* [Exercise] Once a line is found to contain "camera", copy it out of the listing.
:: Records for this exercise ::
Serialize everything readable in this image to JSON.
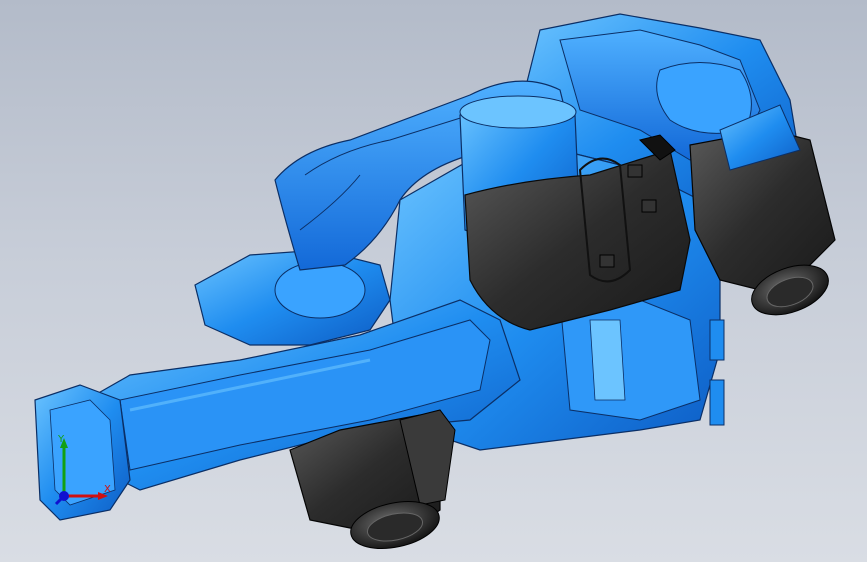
{
  "viewport": {
    "background_top": "#b3bbc9",
    "background_bottom": "#d9dde4"
  },
  "model": {
    "body_color": "#1f8df0",
    "body_highlight": "#6cc4ff",
    "edge_color": "#0b2f66",
    "motor_color": "#2c2c2c",
    "motor_highlight": "#5a5a5a"
  },
  "triad": {
    "x_label": "X",
    "y_label": "Y",
    "x_color": "#d01010",
    "y_color": "#13a013",
    "z_color": "#1010d0"
  }
}
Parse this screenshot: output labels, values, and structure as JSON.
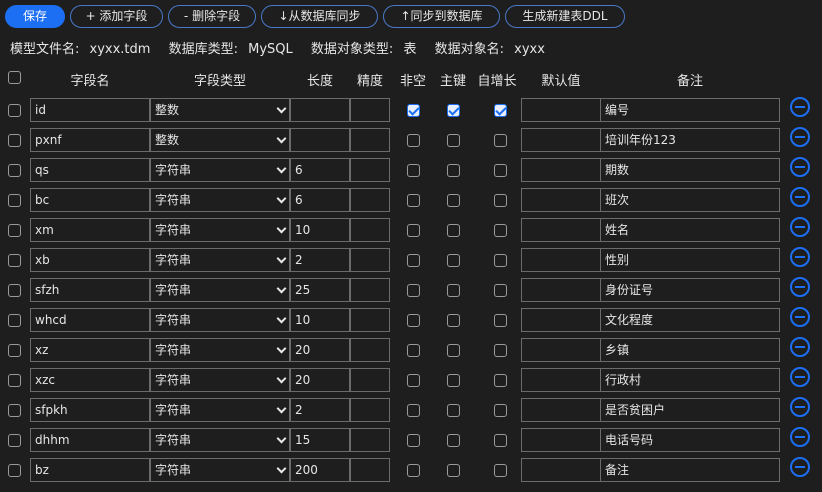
{
  "toolbar": {
    "save": "保存",
    "add_field": "+ 添加字段",
    "delete_field": "- 删除字段",
    "sync_from_db": "↓从数据库同步",
    "sync_to_db": "↑同步到数据库",
    "gen_ddl": "生成新建表DDL"
  },
  "info": {
    "model_file_label": "模型文件名:",
    "model_file_value": "xyxx.tdm",
    "db_type_label": "数据库类型:",
    "db_type_value": "MySQL",
    "obj_type_label": "数据对象类型:",
    "obj_type_value": "表",
    "obj_name_label": "数据对象名:",
    "obj_name_value": "xyxx"
  },
  "columns": {
    "name": "字段名",
    "type": "字段类型",
    "length": "长度",
    "precision": "精度",
    "not_null": "非空",
    "primary_key": "主键",
    "auto_inc": "自增长",
    "default": "默认值",
    "remark": "备注"
  },
  "fields": [
    {
      "name": "id",
      "type": "整数",
      "length": "",
      "precision": "",
      "not_null": true,
      "primary_key": true,
      "auto_inc": true,
      "default": "",
      "remark": "编号"
    },
    {
      "name": "pxnf",
      "type": "整数",
      "length": "",
      "precision": "",
      "not_null": false,
      "primary_key": false,
      "auto_inc": false,
      "default": "",
      "remark": "培训年份123"
    },
    {
      "name": "qs",
      "type": "字符串",
      "length": "6",
      "precision": "",
      "not_null": false,
      "primary_key": false,
      "auto_inc": false,
      "default": "",
      "remark": "期数"
    },
    {
      "name": "bc",
      "type": "字符串",
      "length": "6",
      "precision": "",
      "not_null": false,
      "primary_key": false,
      "auto_inc": false,
      "default": "",
      "remark": "班次"
    },
    {
      "name": "xm",
      "type": "字符串",
      "length": "10",
      "precision": "",
      "not_null": false,
      "primary_key": false,
      "auto_inc": false,
      "default": "",
      "remark": "姓名"
    },
    {
      "name": "xb",
      "type": "字符串",
      "length": "2",
      "precision": "",
      "not_null": false,
      "primary_key": false,
      "auto_inc": false,
      "default": "",
      "remark": "性别"
    },
    {
      "name": "sfzh",
      "type": "字符串",
      "length": "25",
      "precision": "",
      "not_null": false,
      "primary_key": false,
      "auto_inc": false,
      "default": "",
      "remark": "身份证号"
    },
    {
      "name": "whcd",
      "type": "字符串",
      "length": "10",
      "precision": "",
      "not_null": false,
      "primary_key": false,
      "auto_inc": false,
      "default": "",
      "remark": "文化程度"
    },
    {
      "name": "xz",
      "type": "字符串",
      "length": "20",
      "precision": "",
      "not_null": false,
      "primary_key": false,
      "auto_inc": false,
      "default": "",
      "remark": "乡镇"
    },
    {
      "name": "xzc",
      "type": "字符串",
      "length": "20",
      "precision": "",
      "not_null": false,
      "primary_key": false,
      "auto_inc": false,
      "default": "",
      "remark": "行政村"
    },
    {
      "name": "sfpkh",
      "type": "字符串",
      "length": "2",
      "precision": "",
      "not_null": false,
      "primary_key": false,
      "auto_inc": false,
      "default": "",
      "remark": "是否贫困户"
    },
    {
      "name": "dhhm",
      "type": "字符串",
      "length": "15",
      "precision": "",
      "not_null": false,
      "primary_key": false,
      "auto_inc": false,
      "default": "",
      "remark": "电话号码"
    },
    {
      "name": "bz",
      "type": "字符串",
      "length": "200",
      "precision": "",
      "not_null": false,
      "primary_key": false,
      "auto_inc": false,
      "default": "",
      "remark": "备注"
    }
  ],
  "colors": {
    "accent": "#1c6ef2",
    "background": "#1e1e1e",
    "border": "#6b6b6b"
  },
  "icons": {
    "delete_row": "minus-circle-icon",
    "dropdown": "chevron-down-icon",
    "checkbox": "checkbox-icon"
  }
}
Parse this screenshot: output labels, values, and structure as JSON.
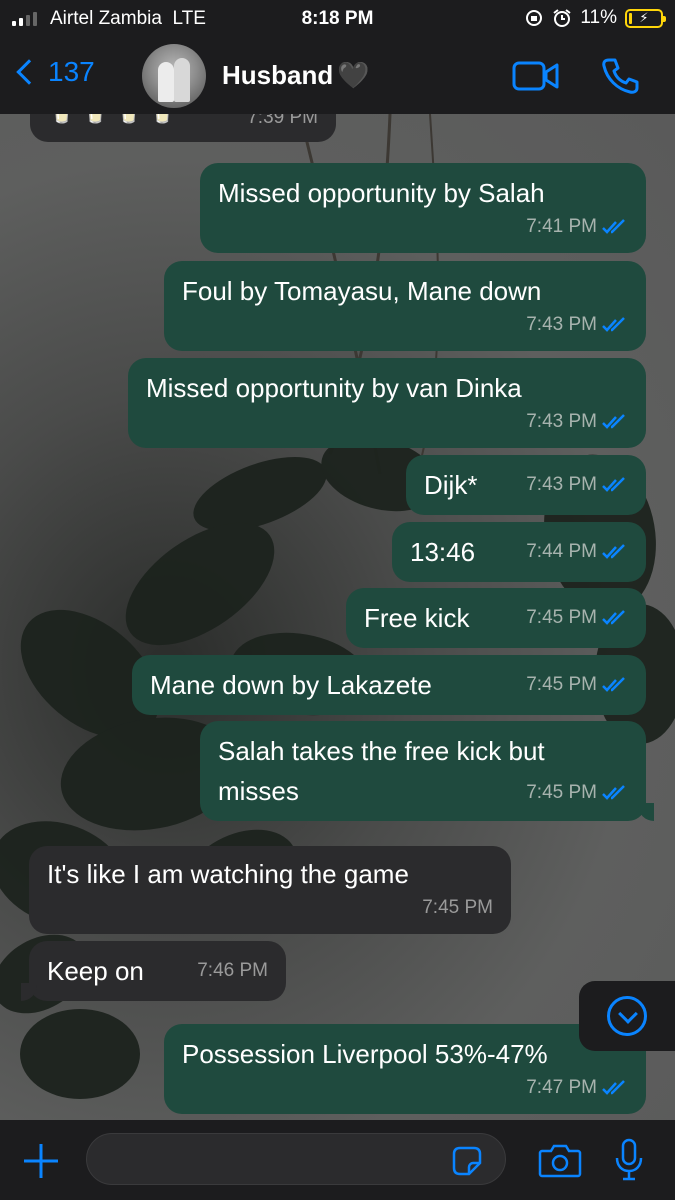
{
  "status_bar": {
    "carrier": "Airtel Zambia",
    "network": "LTE",
    "time": "8:18 PM",
    "battery": "11%",
    "battery_level": 0.11
  },
  "header": {
    "back_count": "137",
    "contact_name": "Husband",
    "contact_emoji": "🖤",
    "video_icon": "video-camera-icon",
    "call_icon": "phone-icon"
  },
  "colors": {
    "accent": "#0a84ff",
    "outgoing_bubble": "#1f4a3e",
    "incoming_bubble": "#2b2b2d",
    "bar_background": "#1c1c1e"
  },
  "messages": [
    {
      "dir": "in",
      "text": "🥛 🥛 🥛 🥛",
      "time": "7:39 PM",
      "read": false
    },
    {
      "dir": "out",
      "text": "Missed opportunity by Salah",
      "time": "7:41 PM",
      "read": true
    },
    {
      "dir": "out",
      "text": "Foul by Tomayasu, Mane down",
      "time": "7:43 PM",
      "read": true
    },
    {
      "dir": "out",
      "text": "Missed opportunity by van Dinka",
      "time": "7:43 PM",
      "read": true
    },
    {
      "dir": "out",
      "text": "Dijk*",
      "time": "7:43 PM",
      "read": true
    },
    {
      "dir": "out",
      "text": "13:46",
      "time": "7:44 PM",
      "read": true
    },
    {
      "dir": "out",
      "text": "Free kick",
      "time": "7:45 PM",
      "read": true
    },
    {
      "dir": "out",
      "text": "Mane down by Lakazete",
      "time": "7:45 PM",
      "read": true
    },
    {
      "dir": "out",
      "text": "Salah takes the free kick but\nmisses",
      "time": "7:45 PM",
      "read": true
    },
    {
      "dir": "in",
      "text": "It's like I am watching the game",
      "time": "7:45 PM",
      "read": false
    },
    {
      "dir": "in",
      "text": "Keep on",
      "time": "7:46 PM",
      "read": false
    },
    {
      "dir": "out",
      "text": "Possession Liverpool 53%-47%",
      "time": "7:47 PM",
      "read": true
    }
  ],
  "input": {
    "value": "",
    "plus_icon": "plus-icon",
    "sticker_icon": "sticker-icon",
    "camera_icon": "camera-icon",
    "mic_icon": "microphone-icon"
  }
}
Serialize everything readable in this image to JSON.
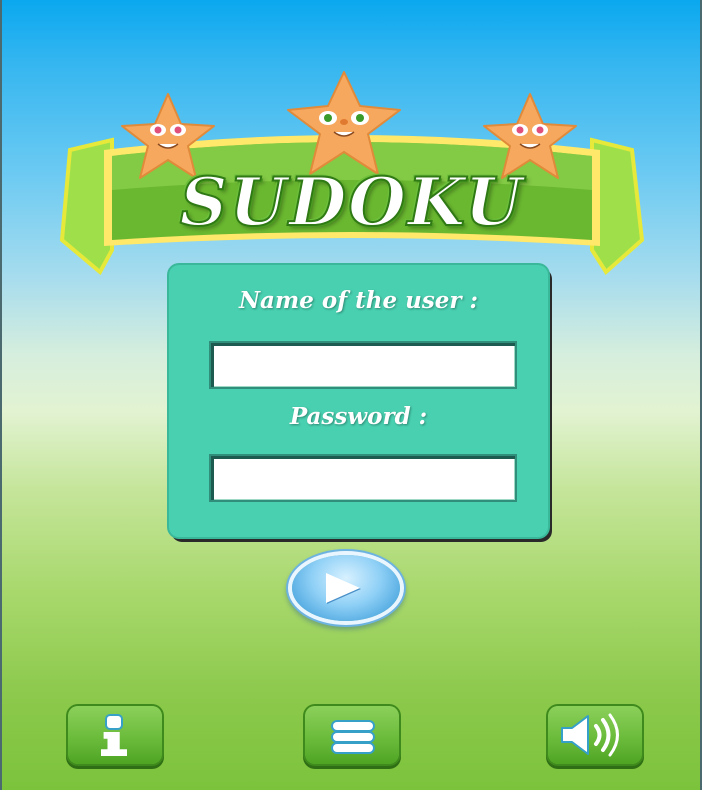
{
  "app": {
    "logo_text": "SUDOKU"
  },
  "login": {
    "username_label": "Name of the user :",
    "username_value": "",
    "password_label": "Password :",
    "password_value": ""
  },
  "buttons": {
    "play_icon": "play-icon",
    "info_icon": "info-icon",
    "menu_icon": "menu-icon",
    "sound_icon": "speaker-icon"
  },
  "colors": {
    "panel": "#48d0b0",
    "button_green": "#6cbc3c",
    "sky_top": "#0aa8ef",
    "grass_bottom": "#7cc33c",
    "star": "#f6a95e"
  }
}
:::
* [Task response]
    "video_icon": "video-camera-icon",
    "camera_icon": "camera-icon",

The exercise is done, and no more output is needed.